* The task
Copy the entries that appear below in full, leaving out any picture among them.

━━ Supplied data

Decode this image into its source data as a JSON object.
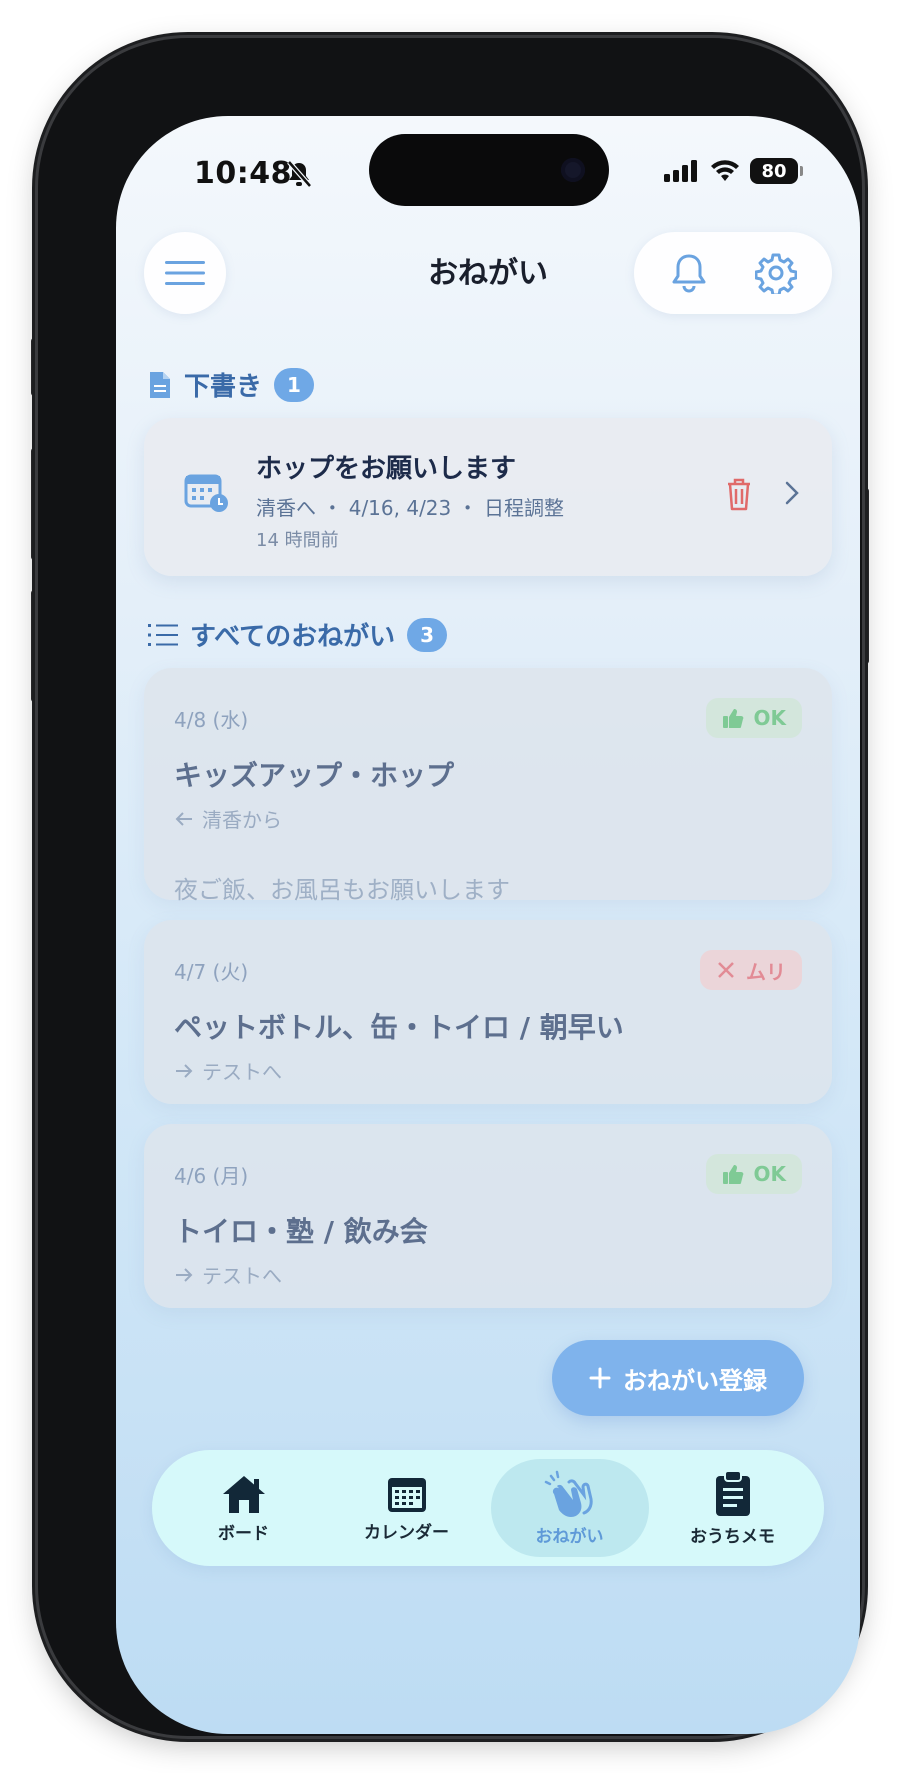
{
  "status_bar": {
    "time": "10:48",
    "battery": "80"
  },
  "header": {
    "title": "おねがい"
  },
  "drafts": {
    "title": "下書き",
    "count": "1",
    "item": {
      "title": "ホップをお願いします",
      "meta": "清香へ ・ 4/16, 4/23 ・ 日程調整",
      "time": "14 時間前"
    }
  },
  "all": {
    "title": "すべてのおねがい",
    "count": "3",
    "items": [
      {
        "date": "4/8 (水)",
        "status": "OK",
        "title": "キッズアップ・ホップ",
        "direction": "清香から",
        "note": "夜ご飯、お風呂もお願いします"
      },
      {
        "date": "4/7 (火)",
        "status": "ムリ",
        "title": "ペットボトル、缶・トイロ / 朝早い",
        "direction": "テストへ"
      },
      {
        "date": "4/6 (月)",
        "status": "OK",
        "title": "トイロ・塾 / 飲み会",
        "direction": "テストへ"
      }
    ]
  },
  "fab": {
    "label": "おねがい登録"
  },
  "tabbar": {
    "items": [
      {
        "label": "ボード",
        "icon": "home-icon"
      },
      {
        "label": "カレンダー",
        "icon": "calendar-icon"
      },
      {
        "label": "おねがい",
        "icon": "waving-hands-icon",
        "active": true
      },
      {
        "label": "おうちメモ",
        "icon": "clipboard-icon"
      }
    ]
  },
  "colors": {
    "accent": "#6fa8e6",
    "ok": "#7fca95",
    "reject": "#e28b95",
    "delete": "#e06a6a",
    "fab": "#7fb3ec"
  }
}
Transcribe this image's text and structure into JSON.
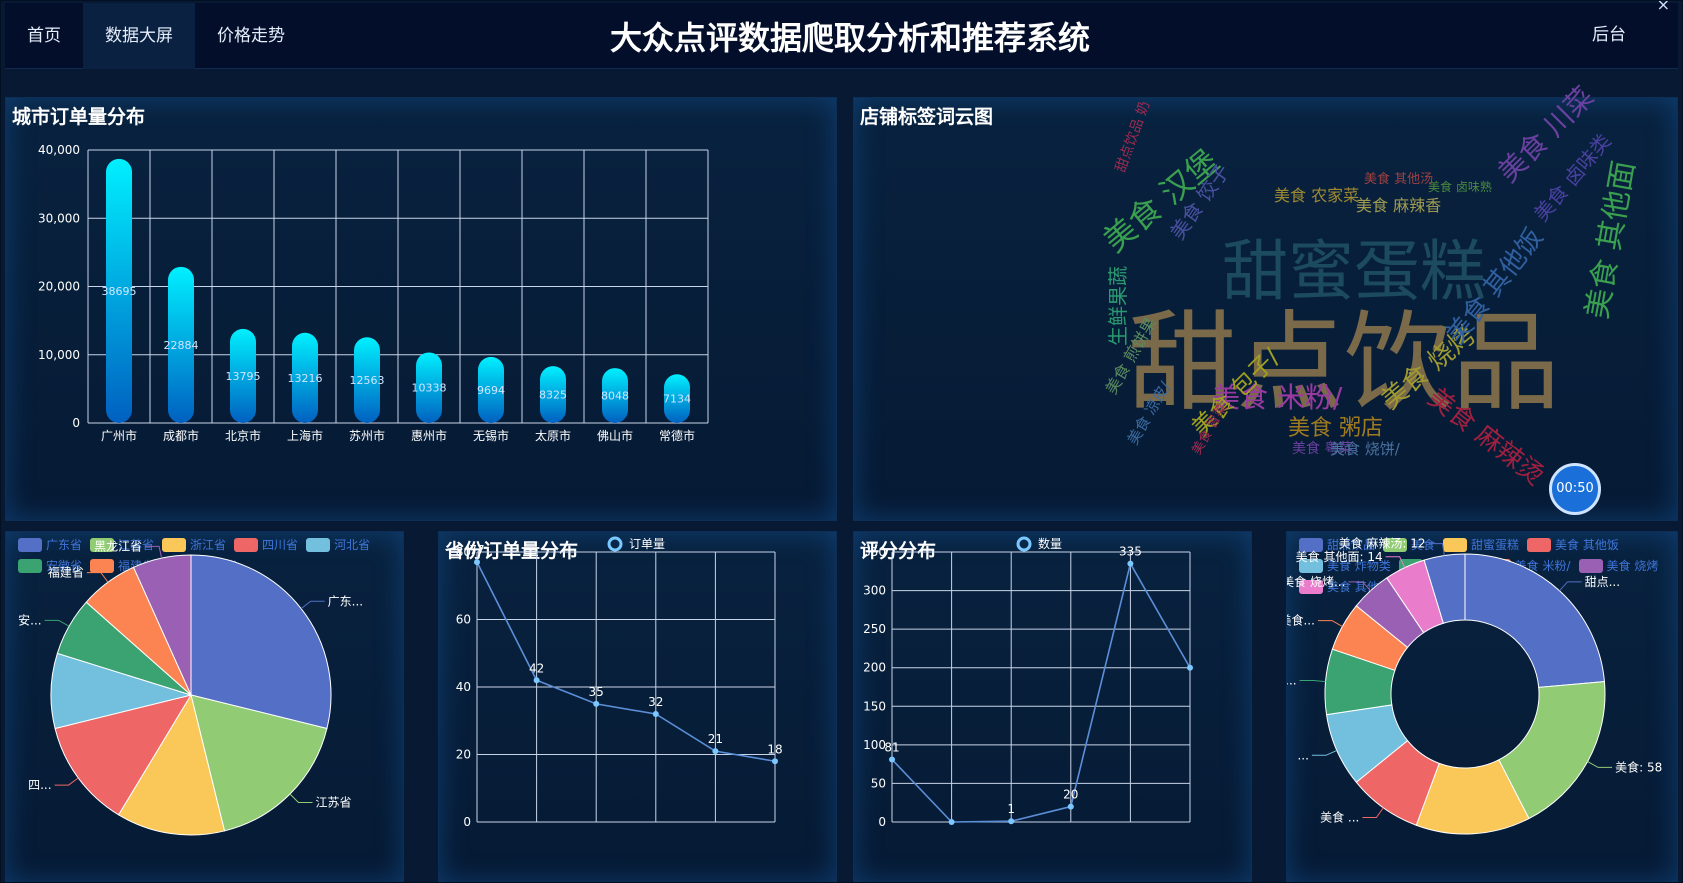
{
  "header": {
    "nav": [
      {
        "label": "首页"
      },
      {
        "label": "数据大屏"
      },
      {
        "label": "价格走势"
      }
    ],
    "title": "大众点评数据爬取分析和推荐系统",
    "admin": "后台"
  },
  "timer": "00:50",
  "colors": [
    "#5470c6",
    "#91cc75",
    "#fac858",
    "#ee6666",
    "#73c0de",
    "#3ba272",
    "#fc8452",
    "#9a60b4",
    "#ea7ccc"
  ],
  "panels": {
    "city": "城市订单量分布",
    "cloud": "店铺标签词云图",
    "prov_line": "省份订单量分布",
    "score": "评分分布"
  },
  "chart_data": [
    {
      "type": "bar",
      "id": "city",
      "categories": [
        "广州市",
        "成都市",
        "北京市",
        "上海市",
        "苏州市",
        "惠州市",
        "无锡市",
        "太原市",
        "佛山市",
        "常德市"
      ],
      "values": [
        38695,
        22884,
        13795,
        13216,
        12563,
        10338,
        9694,
        8325,
        8048,
        7134
      ],
      "ylim": [
        0,
        40000
      ],
      "yticks": [
        "0",
        "10,000",
        "20,000",
        "30,000",
        "40,000"
      ]
    },
    {
      "type": "pie",
      "id": "province",
      "legend": [
        "广东省",
        "江苏省",
        "浙江省",
        "四川省",
        "河北省",
        "安徽省",
        "福建省",
        "黑龙江省"
      ],
      "values": [
        30,
        18,
        13,
        13,
        9,
        7,
        7,
        7
      ],
      "labels": [
        "广东...",
        "江苏省",
        "",
        "四...",
        "",
        "安...",
        "福建省",
        "黑龙江省"
      ]
    },
    {
      "type": "line",
      "id": "prov_line",
      "series": [
        {
          "name": "订单量",
          "values": [
            77,
            42,
            35,
            32,
            21,
            18
          ]
        }
      ],
      "ylim": [
        0,
        80
      ],
      "yticks": [
        "0",
        "20",
        "40",
        "60",
        "80"
      ]
    },
    {
      "type": "line",
      "id": "score",
      "series": [
        {
          "name": "数量",
          "values": [
            81,
            0,
            1,
            20,
            335,
            200
          ]
        }
      ],
      "point_labels": [
        "81",
        "",
        "1",
        "20",
        "335",
        ""
      ],
      "ylim": [
        0,
        350
      ],
      "yticks": [
        "0",
        "50",
        "100",
        "150",
        "200",
        "250",
        "300",
        "350"
      ]
    },
    {
      "type": "pie",
      "id": "tags",
      "legend": [
        "甜点饮品",
        "美食",
        "甜蜜蛋糕",
        "美食 其他饭",
        "美食 炸物类",
        "美食 汉堡",
        "美食 米粉/",
        "美食 烧烤",
        "美食 其他面",
        "美食 麻辣烫"
      ],
      "values": [
        25,
        20,
        14,
        9,
        9,
        8,
        6,
        5,
        5,
        5
      ],
      "labels": [
        "甜点...",
        "美食: 58",
        "",
        "美食 ...",
        "...",
        "...",
        "美食...",
        "美食 烧烤...",
        "美食 其他面: 14",
        "美食 麻辣汤: 12"
      ]
    }
  ],
  "wordcloud": [
    {
      "t": "甜点饮品",
      "c": "#7a6a4a"
    },
    {
      "t": "甜蜜蛋糕",
      "c": "#1c4a5e"
    },
    {
      "t": "美食 汉堡",
      "c": "#3aa050"
    },
    {
      "t": "美食 其他面",
      "c": "#3aa050"
    },
    {
      "t": "美食 米粉/",
      "c": "#9a3aa0"
    },
    {
      "t": "美食 烧烤",
      "c": "#a09a30"
    },
    {
      "t": "美食 麻辣烫",
      "c": "#a02040"
    },
    {
      "t": "美食 其他饭",
      "c": "#3060a0"
    },
    {
      "t": "美食 粥店",
      "c": "#a07a20"
    },
    {
      "t": "美食 包子/",
      "c": "#a0a020"
    },
    {
      "t": "生鲜果蔬",
      "c": "#2a9a70"
    },
    {
      "t": "美食 川菜",
      "c": "#6a40a0"
    },
    {
      "t": "美食 农家菜",
      "c": "#a08a30"
    },
    {
      "t": "美食 麻辣香",
      "c": "#a09a50"
    },
    {
      "t": "美食 卤味熟",
      "c": "#4a8a40"
    },
    {
      "t": "美食 饺子",
      "c": "#4a50a0"
    },
    {
      "t": "美食 卤味类",
      "c": "#4a40a0"
    },
    {
      "t": "美食 煎饼果",
      "c": "#5a8a60"
    },
    {
      "t": "美食 凉皮/",
      "c": "#3a6aa0"
    },
    {
      "t": "美食 粤菜",
      "c": "#6a40a0"
    },
    {
      "t": "美食 烧饼/",
      "c": "#4a70a0"
    },
    {
      "t": "甜点饮品 奶",
      "c": "#a02a50"
    },
    {
      "t": "美食 其他汤",
      "c": "#a04040"
    },
    {
      "t": "美食 冒菜",
      "c": "#a02a50"
    }
  ]
}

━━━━

* Solution to this task
Decode this image into its source data as a JSON object.
{
  "status_bar": {
    "time": "10:48",
    "battery": "80"
  },
  "header": {
    "title": "おねがい"
  },
  "drafts": {
    "title": "下書き",
    "count": "1",
    "item": {
      "title": "ホップをお願いします",
      "meta": "清香へ ・ 4/16, 4/23 ・ 日程調整",
      "time": "14 時間前"
    }
  },
  "all": {
    "title": "すべてのおねがい",
    "count": "3",
    "items": [
      {
        "date": "4/8 (水)",
        "status": "OK",
        "title": "キッズアップ・ホップ",
        "direction": "清香から",
        "note": "夜ご飯、お風呂もお願いします"
      },
      {
        "date": "4/7 (火)",
        "status": "ムリ",
        "title": "ペットボトル、缶・トイロ / 朝早い",
        "direction": "テストへ"
      },
      {
        "date": "4/6 (月)",
        "status": "OK",
        "title": "トイロ・塾 / 飲み会",
        "direction": "テストへ"
      }
    ]
  },
  "fab": {
    "label": "おねがい登録"
  },
  "tabbar": {
    "items": [
      {
        "label": "ボード",
        "icon": "home-icon"
      },
      {
        "label": "カレンダー",
        "icon": "calendar-icon"
      },
      {
        "label": "おねがい",
        "icon": "waving-hands-icon",
        "active": true
      },
      {
        "label": "おうちメモ",
        "icon": "clipboard-icon"
      }
    ]
  },
  "colors": {
    "accent": "#6fa8e6",
    "ok": "#7fca95",
    "reject": "#e28b95",
    "delete": "#e06a6a",
    "fab": "#7fb3ec"
  }
}
Transcribe this image's text and structure into JSON.
{
  "header": {
    "nav": [
      {
        "label": "首页"
      },
      {
        "label": "数据大屏"
      },
      {
        "label": "价格走势"
      }
    ],
    "title": "大众点评数据爬取分析和推荐系统",
    "admin": "后台"
  },
  "timer": "00:50",
  "colors": [
    "#5470c6",
    "#91cc75",
    "#fac858",
    "#ee6666",
    "#73c0de",
    "#3ba272",
    "#fc8452",
    "#9a60b4",
    "#ea7ccc"
  ],
  "panels": {
    "city": "城市订单量分布",
    "cloud": "店铺标签词云图",
    "prov_line": "省份订单量分布",
    "score": "评分分布"
  },
  "chart_data": [
    {
      "type": "bar",
      "id": "city",
      "categories": [
        "广州市",
        "成都市",
        "北京市",
        "上海市",
        "苏州市",
        "惠州市",
        "无锡市",
        "太原市",
        "佛山市",
        "常德市"
      ],
      "values": [
        38695,
        22884,
        13795,
        13216,
        12563,
        10338,
        9694,
        8325,
        8048,
        7134
      ],
      "ylim": [
        0,
        40000
      ],
      "yticks": [
        "0",
        "10,000",
        "20,000",
        "30,000",
        "40,000"
      ]
    },
    {
      "type": "pie",
      "id": "province",
      "legend": [
        "广东省",
        "江苏省",
        "浙江省",
        "四川省",
        "河北省",
        "安徽省",
        "福建省",
        "黑龙江省"
      ],
      "values": [
        30,
        18,
        13,
        13,
        9,
        7,
        7,
        7
      ],
      "labels": [
        "广东...",
        "江苏省",
        "",
        "四...",
        "",
        "安...",
        "福建省",
        "黑龙江省"
      ]
    },
    {
      "type": "line",
      "id": "prov_line",
      "series": [
        {
          "name": "订单量",
          "values": [
            77,
            42,
            35,
            32,
            21,
            18
          ]
        }
      ],
      "ylim": [
        0,
        80
      ],
      "yticks": [
        "0",
        "20",
        "40",
        "60",
        "80"
      ]
    },
    {
      "type": "line",
      "id": "score",
      "series": [
        {
          "name": "数量",
          "values": [
            81,
            0,
            1,
            20,
            335,
            200
          ]
        }
      ],
      "point_labels": [
        "81",
        "",
        "1",
        "20",
        "335",
        ""
      ],
      "ylim": [
        0,
        350
      ],
      "yticks": [
        "0",
        "50",
        "100",
        "150",
        "200",
        "250",
        "300",
        "350"
      ]
    },
    {
      "type": "pie",
      "id": "tags",
      "legend": [
        "甜点饮品",
        "美食",
        "甜蜜蛋糕",
        "美食 其他饭",
        "美食 炸物类",
        "美食 汉堡",
        "美食 米粉/",
        "美食 烧烤",
        "美食 其他面",
        "美食 麻辣烫"
      ],
      "values": [
        25,
        20,
        14,
        9,
        9,
        8,
        6,
        5,
        5,
        5
      ],
      "labels": [
        "甜点...",
        "美食: 58",
        "",
        "美食 ...",
        "...",
        "...",
        "美食...",
        "美食 烧烤...",
        "美食 其他面: 14",
        "美食 麻辣汤: 12"
      ]
    }
  ],
  "wordcloud": [
    {
      "t": "甜点饮品",
      "c": "#7a6a4a"
    },
    {
      "t": "甜蜜蛋糕",
      "c": "#1c4a5e"
    },
    {
      "t": "美食 汉堡",
      "c": "#3aa050"
    },
    {
      "t": "美食 其他面",
      "c": "#3aa050"
    },
    {
      "t": "美食 米粉/",
      "c": "#9a3aa0"
    },
    {
      "t": "美食 烧烤",
      "c": "#a09a30"
    },
    {
      "t": "美食 麻辣烫",
      "c": "#a02040"
    },
    {
      "t": "美食 其他饭",
      "c": "#3060a0"
    },
    {
      "t": "美食 粥店",
      "c": "#a07a20"
    },
    {
      "t": "美食 包子/",
      "c": "#a0a020"
    },
    {
      "t": "生鲜果蔬",
      "c": "#2a9a70"
    },
    {
      "t": "美食 川菜",
      "c": "#6a40a0"
    },
    {
      "t": "美食 农家菜",
      "c": "#a08a30"
    },
    {
      "t": "美食 麻辣香",
      "c": "#a09a50"
    },
    {
      "t": "美食 卤味熟",
      "c": "#4a8a40"
    },
    {
      "t": "美食 饺子",
      "c": "#4a50a0"
    },
    {
      "t": "美食 卤味类",
      "c": "#4a40a0"
    },
    {
      "t": "美食 煎饼果",
      "c": "#5a8a60"
    },
    {
      "t": "美食 凉皮/",
      "c": "#3a6aa0"
    },
    {
      "t": "美食 粤菜",
      "c": "#6a40a0"
    },
    {
      "t": "美食 烧饼/",
      "c": "#4a70a0"
    },
    {
      "t": "甜点饮品 奶",
      "c": "#a02a50"
    },
    {
      "t": "美食 其他汤",
      "c": "#a04040"
    },
    {
      "t": "美食 冒菜",
      "c": "#a02a50"
    }
  ]
}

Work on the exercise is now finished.